Personal productivity is an essential skillset for all leaders and high performing individuals. Without a foundation of disciplined task and commitment management, we won’t make effective use of our most important resource – our time, focus and attention.
High performers recognize there is a rhythm to personal focus and energy, and not every hour in the day is the same. Some people are early risers and are most productive in the mornings, while others are night owls. Some peak mid-morning while others are better later in the day.
Our energy and focus is also subject to the environment. For instance, some people like to start early before distracting co-workers arrive, or move to alternative work locations or meeting rooms to minimize distraction.
And it’s not just other people that distract us. As Ron Friedman described recently in the Harvard Business Review, our email and other technology, as well as our own curiosity and need for immediate gratification are very real mental distractions for us, keeping us from working on our highest priorities.
Plot your productivity
Identifying the peaks and valleys of your day is a good first step to being more proactive in using your time:

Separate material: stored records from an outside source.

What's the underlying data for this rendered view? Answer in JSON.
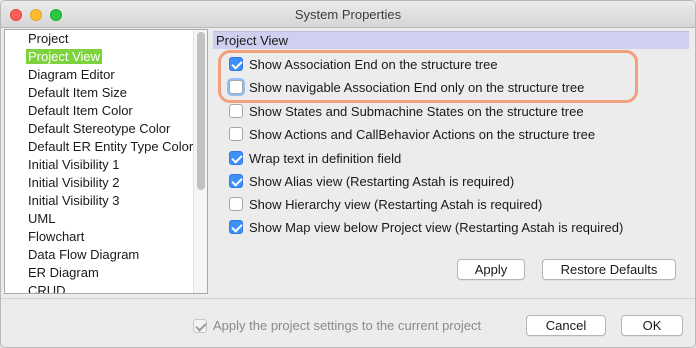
{
  "window": {
    "title": "System Properties"
  },
  "sidebar": {
    "items": [
      {
        "label": "Project",
        "selected": false
      },
      {
        "label": "Project View",
        "selected": true
      },
      {
        "label": "Diagram Editor",
        "selected": false
      },
      {
        "label": "Default Item Size",
        "selected": false
      },
      {
        "label": "Default Item Color",
        "selected": false
      },
      {
        "label": "Default Stereotype Color",
        "selected": false
      },
      {
        "label": "Default ER Entity Type Color",
        "selected": false
      },
      {
        "label": "Initial Visibility 1",
        "selected": false
      },
      {
        "label": "Initial Visibility 2",
        "selected": false
      },
      {
        "label": "Initial Visibility 3",
        "selected": false
      },
      {
        "label": "UML",
        "selected": false
      },
      {
        "label": "Flowchart",
        "selected": false
      },
      {
        "label": "Data Flow Diagram",
        "selected": false
      },
      {
        "label": "ER Diagram",
        "selected": false
      },
      {
        "label": "CRUD",
        "selected": false
      }
    ]
  },
  "panel": {
    "header": "Project View",
    "options": [
      {
        "label": "Show Association End on the structure tree",
        "checked": true
      },
      {
        "label": "Show navigable Association End only on the structure tree",
        "checked": false
      },
      {
        "label": "Show States and Submachine States on the structure tree",
        "checked": false
      },
      {
        "label": "Show Actions and CallBehavior Actions on the structure tree",
        "checked": false
      },
      {
        "label": "Wrap text in definition field",
        "checked": true
      },
      {
        "label": "Show Alias view (Restarting Astah is required)",
        "checked": true
      },
      {
        "label": "Show Hierarchy view (Restarting Astah is required)",
        "checked": false
      },
      {
        "label": "Show Map view below Project view (Restarting Astah is required)",
        "checked": true
      }
    ],
    "apply_label": "Apply",
    "restore_label": "Restore Defaults"
  },
  "footer": {
    "apply_project_label": "Apply the project settings to the current project",
    "apply_project_checked": true,
    "cancel_label": "Cancel",
    "ok_label": "OK"
  },
  "colors": {
    "selection": "#7cd33e",
    "checkbox_checked": "#3e8ff7",
    "header_bg": "#cfcff0",
    "highlight": "#f0a07c"
  }
}
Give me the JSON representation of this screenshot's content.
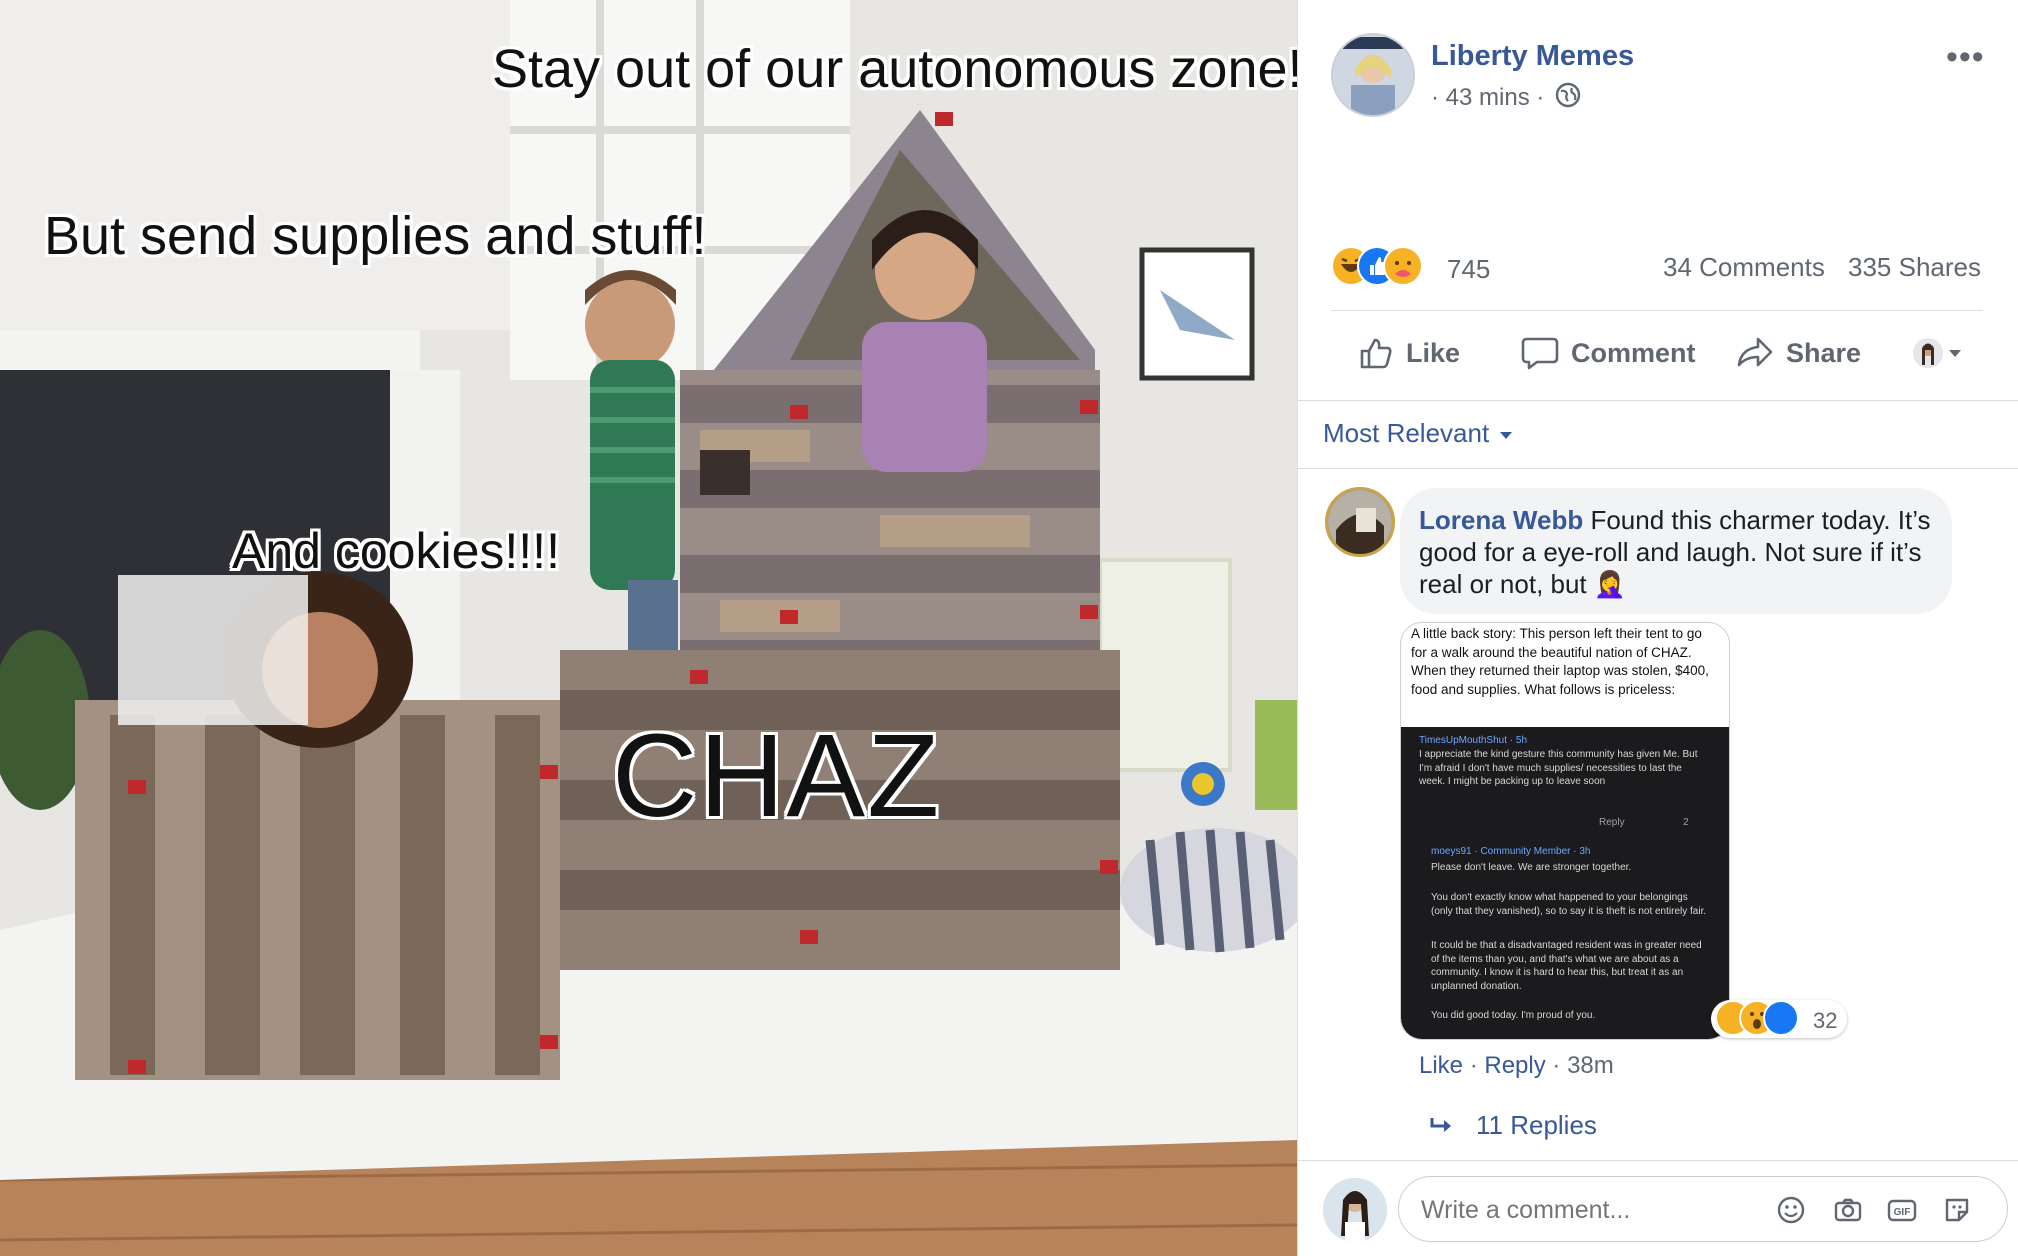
{
  "meme": {
    "caption_top": "Stay out of our autonomous zone!",
    "caption_left": "But send supplies and stuff!",
    "caption_cookies": "And cookies!!!!",
    "caption_label": "CHAZ"
  },
  "post": {
    "page_name": "Liberty Memes",
    "time": "· 43 mins ·",
    "more": "•••",
    "reaction_count": "745",
    "reactions": [
      "haha",
      "like",
      "care"
    ],
    "comments": "34 Comments",
    "shares": "335 Shares",
    "actions": {
      "like": "Like",
      "comment": "Comment",
      "share": "Share"
    },
    "sort": "Most Relevant"
  },
  "comment": {
    "author": "Lorena Webb",
    "text": "Found this charmer today. It’s good for a eye-roll and laugh. Not sure if it’s real or not, but",
    "emoji": "🤦‍♀️",
    "screenshot": {
      "intro": "A little back story: This person left their tent to go for a walk around the beautiful nation of CHAZ. When they returned their laptop was stolen, $400, food and supplies. What follows is priceless:",
      "user1": "TimesUpMouthShut · 5h",
      "post1": "I appreciate the kind gesture this community has given Me. But I'm afraid I don't have much supplies/ necessities to last the week. I might be packing up to leave soon",
      "reply_label": "Reply",
      "votes": "2",
      "user2": "moeys91 · Community Member · 3h",
      "line1": "Please don't leave. We are stronger together.",
      "line2": "You don't exactly know what happened to your belongings (only that they vanished), so to say it is theft is not entirely fair.",
      "line3": "It could be that a disadvantaged resident was in greater need of the items than you, and that's what we are about as a community. I know it is hard to hear this, but treat it as an unplanned donation.",
      "line4": "You did good today. I'm proud of you."
    },
    "reaction_count": "32",
    "like": "Like",
    "reply": "Reply",
    "time": "38m",
    "replies": "11 Replies"
  },
  "composer": {
    "placeholder": "Write a comment..."
  }
}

- Draw a simple graph with level of energy and focus as the vertical axis (on a scaleof1-10), and the time of day as the horizontal.
- Now draw your perceived level of energy and focus through the day. You should see a curve with peaks and valleys.
- Identify the peaks and ask yourself, “What am I doing most days at those peak times?”.
The answer to item 3 should be, “working on my most important and highest value tasks”. However, for many of us that isn’t the case. We find ourselves in ad-hoc meetings, responding to unimportant emails or being distracted by the urgent (but not important) requests.
It’s about discipline
Armed with insights about your energy biorhythm above, the next step is to consider “booking appointments with yourself” aligned with the peaks in your energy biorhythm. This allows you guard your high productivity times from others, as well as reinforcing your commitment to the task.
Sadly this is an approach that very few individuals use consistently. As David Shrein argues, people assume that the white space in their calendar is the time they will use to execute their high priority tasks, only to be disappointed at the end of the day when the white spaces get hijacked by others or our own distractions.
To support the appointments-with-yourself discipline, execute these three steps every day:
- At the end of each day, plan your next day and look for opportunities to book appointments with yourself for high priority tasks and projects. If the next day has no opportunity, look out further in your schedule.
- Name the task or project to be worked on in your schedule using action verbs like, “complete”, “prepare”, or “analyze”.
- When the time arrives for your appointment-with-yourself, try to remove all distractions like turning off phone/email/text notifications and if possible moving to a less distracting environment.
Our time, focus and energy are perishable resources. They can’t be stored for use later. In the words of Ben Franklin, “Time lost is never found again”.
Do you have the processes and discipline to make the best use of your time, energy and focus?
Article by Tim O’Connor